Moving to the Canadian Assessment of Competence in Optometry (CACO) ...
The CACO differs from the CSAO in a number of ways that reflect our evolving understanding of the abilities needed by optometrists to fulfill their role in Canada’s provincial and territorial health care systems. These abilities include:
The CACO will be comprised of six essential components:
· Ocular Therapeutics
· Clinical Skills 1
· Clinical Skills 2
· Clinical Skills 3
· Clinical Skills 4

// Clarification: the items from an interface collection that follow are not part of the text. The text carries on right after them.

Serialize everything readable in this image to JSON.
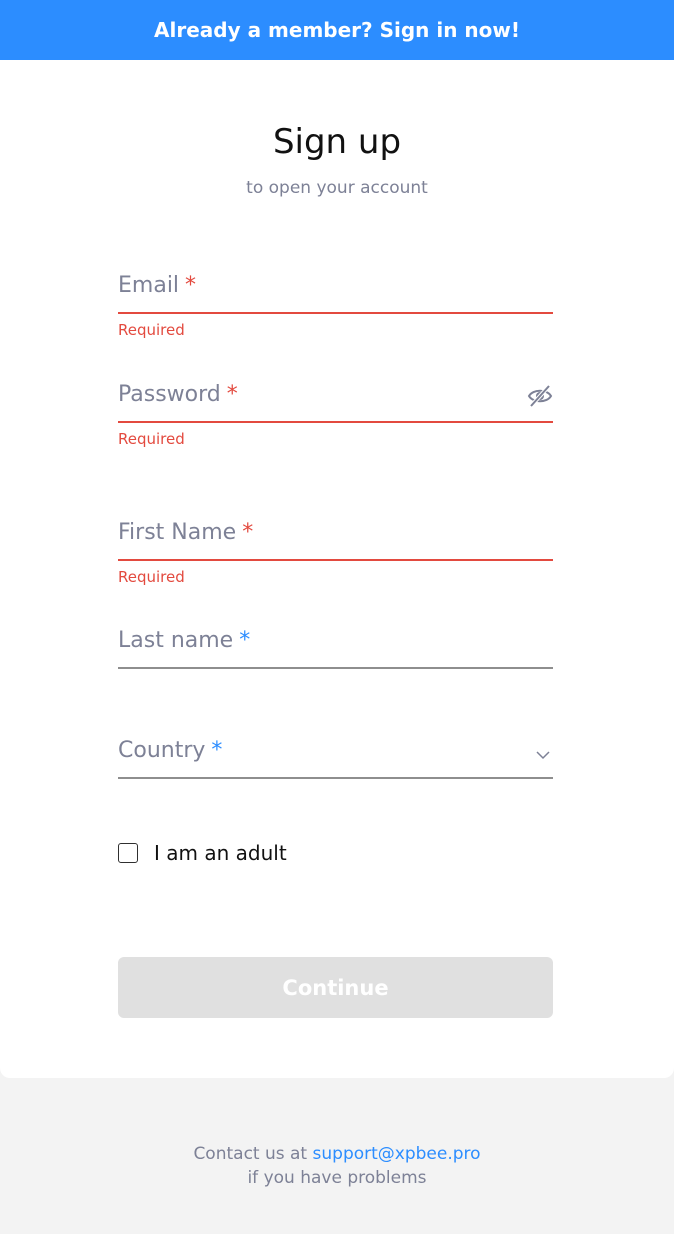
{
  "banner": {
    "text": "Already a member? Sign in now!"
  },
  "header": {
    "title": "Sign up",
    "subtitle": "to open your account"
  },
  "form": {
    "email": {
      "label": "Email",
      "required_mark": "*",
      "error": "Required"
    },
    "password": {
      "label": "Password",
      "required_mark": "*",
      "error": "Required",
      "toggle_icon": "eye-off-icon"
    },
    "first_name": {
      "label": "First Name",
      "required_mark": "*",
      "error": "Required"
    },
    "last_name": {
      "label": "Last name",
      "required_mark": "*"
    },
    "country": {
      "label": "Country",
      "required_mark": "*",
      "icon": "chevron-down-icon"
    },
    "adult_checkbox": {
      "label": "I am an adult",
      "checked": false
    },
    "continue_label": "Continue"
  },
  "footer": {
    "prefix": "Contact us at",
    "email": "support@xpbee.pro",
    "suffix": "if you have problems"
  },
  "colors": {
    "accent": "#2c8dff",
    "error": "#e34a3f",
    "muted_text": "#7d8196",
    "disabled_button": "#e0e0e0"
  }
}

with plans to reorganize the four Clinical Skills components into three Skills and Communication components in 2012. The most substantial difference between the CACO and its predecessor will be found in the Synthesis component. Greater emphasis will be placed on the application of optometric knowledge in the clinical context. Questions in the Synthesis component will all be related to information provided about clinical cases, similar to those previously found within the CSAO’s Clinical Judgement component. This change was made in response to candidates’ and other stakeholders’ requests for the examination to more closely resemble daily practise. In making this change, the CACO will continue to demand that successful registrants have acquired fundamental and current optometric knowledge and are able to readily use their knowledge in the interests of patients. In order for this demand to be made, all of the topics of the Optometric Knowledge component of the CSAO will be eligible to be the subject of questions in the Synthesis component of the CACO.
The Table of Specifications of the CACO has been approved and is available by clicking here. The emphases of each component of the CACO can be better understood by analyzing the proportion of cases and questions assigned to the range of material to be examined. Ultimately, registrants who are able to synthesize their knowledge and clinical experience, able to use their clinical skills to obtain accurate information about patients and apply safe and effective procedures, and able to communicate effectively with patients and colleagues will be successful on the CACO.
Registrants for the CACO will find that the best preparation for the CACO consists of diligent and continuing study, exposure to the broadest possible range of clinical cases usually found in Canadian practices, and interaction with patients.